As good as gold
Throughout history, gold has played a central role in the development of humankind. In the words of economic historian, Peter Bernstein: “Gold has motivated entire societies, torn economies to shreds, determined the fate of kings and emperors, inspired the most beautiful works of art, provoked horrible acts by one people against another, and driven men to endure intense hardship in the hope of finding instant wealth and annihilating uncertainty19.”
Gold has been crucial in the world of finance, initially as a currency, then as a backbone to currencies, through the gold standard and the Bretton Woods system. Today, central banks hold gold as a store of value and as a guarantee to redeem promises to pay depositors.

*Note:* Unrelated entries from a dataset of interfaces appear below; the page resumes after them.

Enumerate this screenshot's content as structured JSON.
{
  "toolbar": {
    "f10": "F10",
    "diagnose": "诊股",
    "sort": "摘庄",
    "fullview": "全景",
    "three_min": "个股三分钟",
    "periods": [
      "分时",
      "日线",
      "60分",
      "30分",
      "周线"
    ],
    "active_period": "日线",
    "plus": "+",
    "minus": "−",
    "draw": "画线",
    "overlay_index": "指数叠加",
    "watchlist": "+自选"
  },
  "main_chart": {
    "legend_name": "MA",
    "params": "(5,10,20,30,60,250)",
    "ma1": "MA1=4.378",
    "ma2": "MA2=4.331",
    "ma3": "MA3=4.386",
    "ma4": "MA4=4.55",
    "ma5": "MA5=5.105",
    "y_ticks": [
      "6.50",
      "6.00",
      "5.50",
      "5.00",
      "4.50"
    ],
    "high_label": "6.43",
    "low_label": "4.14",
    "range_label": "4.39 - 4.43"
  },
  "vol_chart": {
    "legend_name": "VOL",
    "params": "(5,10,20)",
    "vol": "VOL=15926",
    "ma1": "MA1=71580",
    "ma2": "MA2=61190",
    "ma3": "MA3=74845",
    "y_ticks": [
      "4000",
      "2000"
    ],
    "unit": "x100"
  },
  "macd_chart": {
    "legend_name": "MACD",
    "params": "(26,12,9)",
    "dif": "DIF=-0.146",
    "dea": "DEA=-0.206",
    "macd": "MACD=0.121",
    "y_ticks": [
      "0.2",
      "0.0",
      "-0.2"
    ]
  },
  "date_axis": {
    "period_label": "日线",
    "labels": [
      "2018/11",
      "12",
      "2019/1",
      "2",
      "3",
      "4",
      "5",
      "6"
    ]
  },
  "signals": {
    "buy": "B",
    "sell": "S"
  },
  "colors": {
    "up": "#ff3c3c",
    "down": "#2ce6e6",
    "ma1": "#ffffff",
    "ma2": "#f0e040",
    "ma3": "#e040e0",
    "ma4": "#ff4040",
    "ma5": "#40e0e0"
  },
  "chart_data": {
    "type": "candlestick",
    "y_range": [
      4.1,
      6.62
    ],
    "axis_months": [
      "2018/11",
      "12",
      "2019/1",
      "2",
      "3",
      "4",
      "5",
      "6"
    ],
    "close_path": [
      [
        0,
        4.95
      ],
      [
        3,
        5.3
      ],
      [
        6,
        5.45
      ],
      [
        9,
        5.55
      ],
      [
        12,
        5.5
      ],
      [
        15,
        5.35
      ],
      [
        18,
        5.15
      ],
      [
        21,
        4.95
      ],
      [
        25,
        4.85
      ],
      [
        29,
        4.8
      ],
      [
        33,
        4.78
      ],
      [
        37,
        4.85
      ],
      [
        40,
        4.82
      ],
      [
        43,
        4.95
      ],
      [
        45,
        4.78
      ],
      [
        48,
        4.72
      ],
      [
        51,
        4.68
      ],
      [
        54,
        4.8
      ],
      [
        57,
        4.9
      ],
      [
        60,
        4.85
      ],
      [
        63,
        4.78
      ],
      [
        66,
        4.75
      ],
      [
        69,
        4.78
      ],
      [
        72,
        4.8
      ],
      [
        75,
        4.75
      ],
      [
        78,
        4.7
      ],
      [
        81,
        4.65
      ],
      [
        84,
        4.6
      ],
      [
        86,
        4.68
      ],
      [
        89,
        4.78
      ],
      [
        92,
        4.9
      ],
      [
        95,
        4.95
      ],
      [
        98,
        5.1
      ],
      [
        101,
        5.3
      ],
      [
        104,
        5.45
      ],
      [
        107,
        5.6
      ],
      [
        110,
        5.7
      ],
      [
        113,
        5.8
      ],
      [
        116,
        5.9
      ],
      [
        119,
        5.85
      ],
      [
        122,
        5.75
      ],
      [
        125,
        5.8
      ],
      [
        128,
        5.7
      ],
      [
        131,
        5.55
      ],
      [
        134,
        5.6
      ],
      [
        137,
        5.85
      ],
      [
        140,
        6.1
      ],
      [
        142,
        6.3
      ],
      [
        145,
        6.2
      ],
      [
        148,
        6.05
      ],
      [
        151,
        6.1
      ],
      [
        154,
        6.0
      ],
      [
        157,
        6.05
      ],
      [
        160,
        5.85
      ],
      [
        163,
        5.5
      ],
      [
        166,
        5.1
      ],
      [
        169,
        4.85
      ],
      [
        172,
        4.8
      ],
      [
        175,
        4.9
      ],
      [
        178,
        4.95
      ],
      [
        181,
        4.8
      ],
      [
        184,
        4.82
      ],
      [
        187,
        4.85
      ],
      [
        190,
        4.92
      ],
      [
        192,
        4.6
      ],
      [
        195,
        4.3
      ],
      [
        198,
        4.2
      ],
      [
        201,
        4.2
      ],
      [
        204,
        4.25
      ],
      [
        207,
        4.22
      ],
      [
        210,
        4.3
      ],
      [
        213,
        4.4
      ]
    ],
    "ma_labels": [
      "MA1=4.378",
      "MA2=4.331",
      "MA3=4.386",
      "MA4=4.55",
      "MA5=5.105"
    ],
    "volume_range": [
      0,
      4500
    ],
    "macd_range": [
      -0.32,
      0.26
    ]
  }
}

Although some central banks, including the U.K., have sold off gold holdings over the past two decades, many have been buying it again as soaring sovereign debts have undermined the value of the U.S. dollar, the euro and the yen.
Yet as an asset, gold does not pay any direct financial return, whether a dividend, coupon or rent. As Warren Buffett said in a 2012 preview to Berkshire Hathaway’s Annual letter to shareholders20: “It has two significant shortcomings, being neither of much use nor procreative.”
So why do investors hold gold? There is a strong historical association between gold and treasure, and a perception to this day that, if you own gold, then you are both rich and safe. Jonathan Spall, Director of Commodities at the Investment Banking division of Barclays, explains that much of gold’s popularity is due to political uncertainties. “People hold gold because it’s a hedge against uncertainty,” he explains.
Mr Spall believes that owning gold is, in many ways, no different from owning a Rembrandt. “The painting is worthwhile for them because they believe in it, even if other people see it merely as a collection of wood, canvas and paint,” he says. “It’s the same with precious metals like gold. They provide security because people believe in them. Buyers analyse an investment in gold in a very different way from an investment in copper, for example, although both are commodities.”
Since February 2012, better news on the U.S. economy and some much-needed breathing space in the eurozone crisis have caused gold prices to fall slightly. With investors feeling slightly more optimistic about the global economy, what does this mean for gold over the longer term? This may be a difficult question to answer but, whatever happens, gold is unlikely to lose its appeal. As Warren Buffett has said: “When people a century from now are fearful, it’s likely that many will still rush to gold.”8 Diversification does not protect against loss
10 The International Art Market in 2011: Observations on the Art Trade over 25 Years
11 The Mei Moses family of art indexes are based on a proprietary database of repeat sale pairs created from transactions in the art auction markets of the U.S., Europe and China. The database now has a total of over 30,000 repeat sale pairs for approximately 20,000 individual works of art.
12 Art and Money, William Goetzmann, Luc Renneboog and Christophe Spaenjers, April 2010
13 Quoted in CFA Magazine, The Fine Art of Investing, May to June, 2010
14 Does the sun “shine” on art prices?
17 Diversification does not protect against loss.
18 Diversification Anchoring Effects: Evidence from Art Auctions
19 The Power of Gold, Peter Bernstein
20 http://www.berkshirehathaway.com/2011ar/2011ar.pdf [PDF, 487KB]